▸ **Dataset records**
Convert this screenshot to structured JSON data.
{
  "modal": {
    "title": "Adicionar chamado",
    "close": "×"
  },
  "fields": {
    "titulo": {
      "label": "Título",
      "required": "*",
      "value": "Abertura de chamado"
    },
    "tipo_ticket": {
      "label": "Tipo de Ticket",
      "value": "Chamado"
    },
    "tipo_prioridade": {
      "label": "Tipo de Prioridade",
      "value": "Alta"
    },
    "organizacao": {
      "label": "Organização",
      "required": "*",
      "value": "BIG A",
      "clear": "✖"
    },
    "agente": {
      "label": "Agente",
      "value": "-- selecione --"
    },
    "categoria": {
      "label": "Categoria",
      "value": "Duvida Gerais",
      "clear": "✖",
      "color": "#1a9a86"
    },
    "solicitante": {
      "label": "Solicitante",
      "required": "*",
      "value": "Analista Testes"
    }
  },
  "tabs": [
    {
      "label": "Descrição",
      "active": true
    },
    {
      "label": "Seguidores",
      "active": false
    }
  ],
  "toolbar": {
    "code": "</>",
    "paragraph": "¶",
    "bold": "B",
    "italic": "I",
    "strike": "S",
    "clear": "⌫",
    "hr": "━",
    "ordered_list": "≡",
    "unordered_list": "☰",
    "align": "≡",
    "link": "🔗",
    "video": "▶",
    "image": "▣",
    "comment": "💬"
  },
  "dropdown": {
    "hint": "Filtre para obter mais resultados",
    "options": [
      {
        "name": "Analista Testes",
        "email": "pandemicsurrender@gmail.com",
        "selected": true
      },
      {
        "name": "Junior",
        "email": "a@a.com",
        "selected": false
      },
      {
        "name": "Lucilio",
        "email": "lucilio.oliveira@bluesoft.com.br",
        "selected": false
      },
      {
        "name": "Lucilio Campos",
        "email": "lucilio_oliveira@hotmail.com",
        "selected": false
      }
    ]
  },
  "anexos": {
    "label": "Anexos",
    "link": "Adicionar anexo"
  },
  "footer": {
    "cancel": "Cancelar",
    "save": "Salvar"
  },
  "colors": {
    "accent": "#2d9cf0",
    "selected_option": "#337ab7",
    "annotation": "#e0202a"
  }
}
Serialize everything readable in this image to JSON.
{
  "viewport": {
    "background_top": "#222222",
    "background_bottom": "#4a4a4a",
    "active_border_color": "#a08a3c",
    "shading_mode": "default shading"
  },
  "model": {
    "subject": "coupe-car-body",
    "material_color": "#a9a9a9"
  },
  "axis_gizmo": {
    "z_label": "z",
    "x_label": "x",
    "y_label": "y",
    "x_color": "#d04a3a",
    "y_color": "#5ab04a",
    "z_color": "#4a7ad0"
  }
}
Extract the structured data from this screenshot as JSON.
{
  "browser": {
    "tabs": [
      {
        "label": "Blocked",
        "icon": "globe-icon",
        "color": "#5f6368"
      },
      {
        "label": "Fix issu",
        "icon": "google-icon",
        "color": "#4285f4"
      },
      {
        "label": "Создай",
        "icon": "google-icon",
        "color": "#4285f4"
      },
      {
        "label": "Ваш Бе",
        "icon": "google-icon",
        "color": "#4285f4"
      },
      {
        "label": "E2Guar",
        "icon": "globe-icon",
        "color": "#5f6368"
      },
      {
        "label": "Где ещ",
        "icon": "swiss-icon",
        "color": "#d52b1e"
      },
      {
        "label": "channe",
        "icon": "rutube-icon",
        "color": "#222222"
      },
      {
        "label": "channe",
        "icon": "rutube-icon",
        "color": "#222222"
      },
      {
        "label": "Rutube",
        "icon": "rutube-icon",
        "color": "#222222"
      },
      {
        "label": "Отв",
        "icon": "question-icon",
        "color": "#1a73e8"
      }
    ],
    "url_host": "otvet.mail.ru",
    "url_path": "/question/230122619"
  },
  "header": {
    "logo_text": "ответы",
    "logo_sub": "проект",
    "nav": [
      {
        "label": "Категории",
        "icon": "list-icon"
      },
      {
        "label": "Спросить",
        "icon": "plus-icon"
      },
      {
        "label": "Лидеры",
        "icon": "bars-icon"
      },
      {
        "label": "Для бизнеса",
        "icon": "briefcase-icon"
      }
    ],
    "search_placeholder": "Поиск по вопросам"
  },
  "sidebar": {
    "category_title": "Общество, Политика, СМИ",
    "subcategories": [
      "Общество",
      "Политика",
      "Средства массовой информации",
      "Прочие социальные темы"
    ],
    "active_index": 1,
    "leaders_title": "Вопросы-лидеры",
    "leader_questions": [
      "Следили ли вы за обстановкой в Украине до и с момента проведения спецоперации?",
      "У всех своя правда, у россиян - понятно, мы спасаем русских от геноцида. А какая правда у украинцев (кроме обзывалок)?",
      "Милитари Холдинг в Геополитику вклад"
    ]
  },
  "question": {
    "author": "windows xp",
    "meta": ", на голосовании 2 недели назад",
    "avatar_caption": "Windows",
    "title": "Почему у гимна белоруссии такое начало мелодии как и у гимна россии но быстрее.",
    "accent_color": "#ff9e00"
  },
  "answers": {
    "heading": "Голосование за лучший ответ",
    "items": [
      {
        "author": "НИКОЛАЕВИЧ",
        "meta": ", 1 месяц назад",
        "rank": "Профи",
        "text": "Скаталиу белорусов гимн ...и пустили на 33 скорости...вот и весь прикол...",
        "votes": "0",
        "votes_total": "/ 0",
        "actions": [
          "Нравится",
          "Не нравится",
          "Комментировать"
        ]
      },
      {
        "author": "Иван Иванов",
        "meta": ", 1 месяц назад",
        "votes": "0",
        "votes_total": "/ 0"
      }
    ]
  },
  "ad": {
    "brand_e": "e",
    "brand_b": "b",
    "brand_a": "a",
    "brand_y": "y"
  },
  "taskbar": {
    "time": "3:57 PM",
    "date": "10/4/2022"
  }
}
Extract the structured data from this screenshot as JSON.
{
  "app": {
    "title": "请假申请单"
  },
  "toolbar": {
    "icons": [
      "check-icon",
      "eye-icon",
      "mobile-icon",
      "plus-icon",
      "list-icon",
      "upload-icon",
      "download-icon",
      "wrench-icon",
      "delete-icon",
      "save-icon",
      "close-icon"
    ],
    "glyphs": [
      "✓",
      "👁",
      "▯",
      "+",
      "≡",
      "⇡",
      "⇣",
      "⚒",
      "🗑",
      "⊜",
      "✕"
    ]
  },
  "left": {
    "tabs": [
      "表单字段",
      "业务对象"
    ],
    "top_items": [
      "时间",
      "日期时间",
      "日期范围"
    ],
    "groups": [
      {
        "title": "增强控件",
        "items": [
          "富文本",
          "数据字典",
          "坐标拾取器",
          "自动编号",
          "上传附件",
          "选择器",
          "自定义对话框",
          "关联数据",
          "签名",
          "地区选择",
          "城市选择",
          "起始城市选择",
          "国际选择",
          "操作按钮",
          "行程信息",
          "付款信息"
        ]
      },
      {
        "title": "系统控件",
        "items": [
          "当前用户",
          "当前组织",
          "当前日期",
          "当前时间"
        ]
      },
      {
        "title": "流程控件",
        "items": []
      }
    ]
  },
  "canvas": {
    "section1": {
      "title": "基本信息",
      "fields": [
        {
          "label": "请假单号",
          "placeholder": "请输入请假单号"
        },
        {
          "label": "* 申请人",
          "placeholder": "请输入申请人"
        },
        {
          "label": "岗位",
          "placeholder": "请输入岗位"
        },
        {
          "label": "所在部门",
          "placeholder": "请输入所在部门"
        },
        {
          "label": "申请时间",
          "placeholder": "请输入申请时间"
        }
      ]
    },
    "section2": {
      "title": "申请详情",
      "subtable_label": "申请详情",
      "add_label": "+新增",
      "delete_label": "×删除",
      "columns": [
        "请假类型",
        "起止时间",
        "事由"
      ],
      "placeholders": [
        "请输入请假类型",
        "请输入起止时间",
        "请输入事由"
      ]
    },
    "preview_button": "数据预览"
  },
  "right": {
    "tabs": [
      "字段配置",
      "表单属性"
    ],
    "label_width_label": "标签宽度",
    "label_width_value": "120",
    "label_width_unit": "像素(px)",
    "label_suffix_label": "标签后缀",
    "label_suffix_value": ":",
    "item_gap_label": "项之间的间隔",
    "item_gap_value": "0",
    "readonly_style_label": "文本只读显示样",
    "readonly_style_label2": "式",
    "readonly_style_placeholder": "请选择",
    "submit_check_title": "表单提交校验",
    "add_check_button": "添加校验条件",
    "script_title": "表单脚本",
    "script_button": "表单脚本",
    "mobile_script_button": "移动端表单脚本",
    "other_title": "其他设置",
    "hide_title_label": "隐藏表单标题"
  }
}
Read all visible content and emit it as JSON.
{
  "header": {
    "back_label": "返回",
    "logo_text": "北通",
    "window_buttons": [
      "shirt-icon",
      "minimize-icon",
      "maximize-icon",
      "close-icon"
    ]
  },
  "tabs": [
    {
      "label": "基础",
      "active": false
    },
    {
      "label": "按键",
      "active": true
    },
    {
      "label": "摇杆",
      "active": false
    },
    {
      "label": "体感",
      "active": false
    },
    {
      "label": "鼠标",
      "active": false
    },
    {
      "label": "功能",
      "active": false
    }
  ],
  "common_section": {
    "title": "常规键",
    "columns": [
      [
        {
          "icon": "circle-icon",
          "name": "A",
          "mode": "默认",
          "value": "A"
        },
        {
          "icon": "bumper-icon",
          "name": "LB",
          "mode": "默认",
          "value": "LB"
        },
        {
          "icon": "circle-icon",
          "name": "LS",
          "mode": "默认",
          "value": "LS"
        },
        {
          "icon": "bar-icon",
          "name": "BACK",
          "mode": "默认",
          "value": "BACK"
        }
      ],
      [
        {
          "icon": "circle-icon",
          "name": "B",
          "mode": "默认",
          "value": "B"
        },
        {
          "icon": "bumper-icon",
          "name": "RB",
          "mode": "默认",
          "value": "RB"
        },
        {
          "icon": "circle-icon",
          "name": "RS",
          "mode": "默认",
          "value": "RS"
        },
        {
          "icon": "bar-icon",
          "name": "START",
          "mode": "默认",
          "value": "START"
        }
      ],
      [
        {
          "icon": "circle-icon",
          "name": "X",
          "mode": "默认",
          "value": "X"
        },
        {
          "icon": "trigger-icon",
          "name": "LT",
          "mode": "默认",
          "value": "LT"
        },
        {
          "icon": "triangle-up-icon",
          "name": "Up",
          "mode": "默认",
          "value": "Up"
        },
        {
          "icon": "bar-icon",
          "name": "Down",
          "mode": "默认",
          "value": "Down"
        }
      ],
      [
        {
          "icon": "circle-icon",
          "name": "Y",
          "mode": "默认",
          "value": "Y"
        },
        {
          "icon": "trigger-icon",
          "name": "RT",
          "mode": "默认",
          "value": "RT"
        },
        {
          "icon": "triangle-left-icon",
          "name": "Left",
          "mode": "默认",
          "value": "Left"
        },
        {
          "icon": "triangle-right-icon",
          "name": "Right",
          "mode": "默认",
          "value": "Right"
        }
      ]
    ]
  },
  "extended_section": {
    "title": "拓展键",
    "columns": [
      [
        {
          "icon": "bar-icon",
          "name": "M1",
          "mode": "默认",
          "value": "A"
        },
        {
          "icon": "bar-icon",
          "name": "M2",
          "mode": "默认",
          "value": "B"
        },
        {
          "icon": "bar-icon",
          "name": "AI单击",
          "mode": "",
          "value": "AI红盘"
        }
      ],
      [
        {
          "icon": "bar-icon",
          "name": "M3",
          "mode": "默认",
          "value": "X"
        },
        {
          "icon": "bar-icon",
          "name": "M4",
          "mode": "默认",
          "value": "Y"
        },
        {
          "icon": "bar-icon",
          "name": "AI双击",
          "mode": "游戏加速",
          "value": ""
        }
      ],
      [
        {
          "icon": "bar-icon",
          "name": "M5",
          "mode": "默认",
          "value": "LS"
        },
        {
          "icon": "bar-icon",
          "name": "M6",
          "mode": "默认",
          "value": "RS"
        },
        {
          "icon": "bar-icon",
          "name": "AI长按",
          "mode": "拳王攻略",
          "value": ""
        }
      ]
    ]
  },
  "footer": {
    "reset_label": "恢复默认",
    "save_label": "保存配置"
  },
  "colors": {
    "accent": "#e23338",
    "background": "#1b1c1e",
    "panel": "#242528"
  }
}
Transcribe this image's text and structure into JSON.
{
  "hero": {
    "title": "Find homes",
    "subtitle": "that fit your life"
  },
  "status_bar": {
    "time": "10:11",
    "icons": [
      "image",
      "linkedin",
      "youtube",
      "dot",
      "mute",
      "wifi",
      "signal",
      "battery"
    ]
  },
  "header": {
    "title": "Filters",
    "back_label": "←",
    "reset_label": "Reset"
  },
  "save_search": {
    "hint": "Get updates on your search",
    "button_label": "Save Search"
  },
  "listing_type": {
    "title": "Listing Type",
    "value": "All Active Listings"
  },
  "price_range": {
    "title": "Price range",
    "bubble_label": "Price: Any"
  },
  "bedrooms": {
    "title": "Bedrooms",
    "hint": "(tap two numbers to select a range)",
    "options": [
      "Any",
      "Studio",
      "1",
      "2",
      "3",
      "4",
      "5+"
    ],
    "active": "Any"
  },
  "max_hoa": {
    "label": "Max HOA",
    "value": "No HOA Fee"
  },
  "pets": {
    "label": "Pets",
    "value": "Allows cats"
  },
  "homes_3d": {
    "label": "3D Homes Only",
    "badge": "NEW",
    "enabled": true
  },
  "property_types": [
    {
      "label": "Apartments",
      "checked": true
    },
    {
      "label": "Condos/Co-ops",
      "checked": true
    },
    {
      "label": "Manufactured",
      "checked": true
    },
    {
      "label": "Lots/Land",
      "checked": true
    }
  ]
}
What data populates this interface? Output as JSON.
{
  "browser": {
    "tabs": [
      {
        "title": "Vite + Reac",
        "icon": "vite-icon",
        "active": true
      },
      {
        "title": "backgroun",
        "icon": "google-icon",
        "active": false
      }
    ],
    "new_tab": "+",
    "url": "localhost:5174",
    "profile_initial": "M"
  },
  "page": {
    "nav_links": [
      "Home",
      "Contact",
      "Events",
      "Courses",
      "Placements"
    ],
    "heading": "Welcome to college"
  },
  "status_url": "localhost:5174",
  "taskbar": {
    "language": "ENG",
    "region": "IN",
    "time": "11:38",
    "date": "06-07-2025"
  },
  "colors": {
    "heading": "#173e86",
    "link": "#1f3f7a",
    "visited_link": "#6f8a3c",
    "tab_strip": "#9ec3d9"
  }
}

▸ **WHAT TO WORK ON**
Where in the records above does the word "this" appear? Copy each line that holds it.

▸ **RESPONSE BELOW**
Convert this screenshot to structured JSON data.
Serialize everything readable in this image to JSON.
Extract the structured data from this screenshot as JSON.
Extract the structured data from this screenshot as JSON.
Transcribe this image's text and structure into JSON.
What data populates this interface? Output as JSON.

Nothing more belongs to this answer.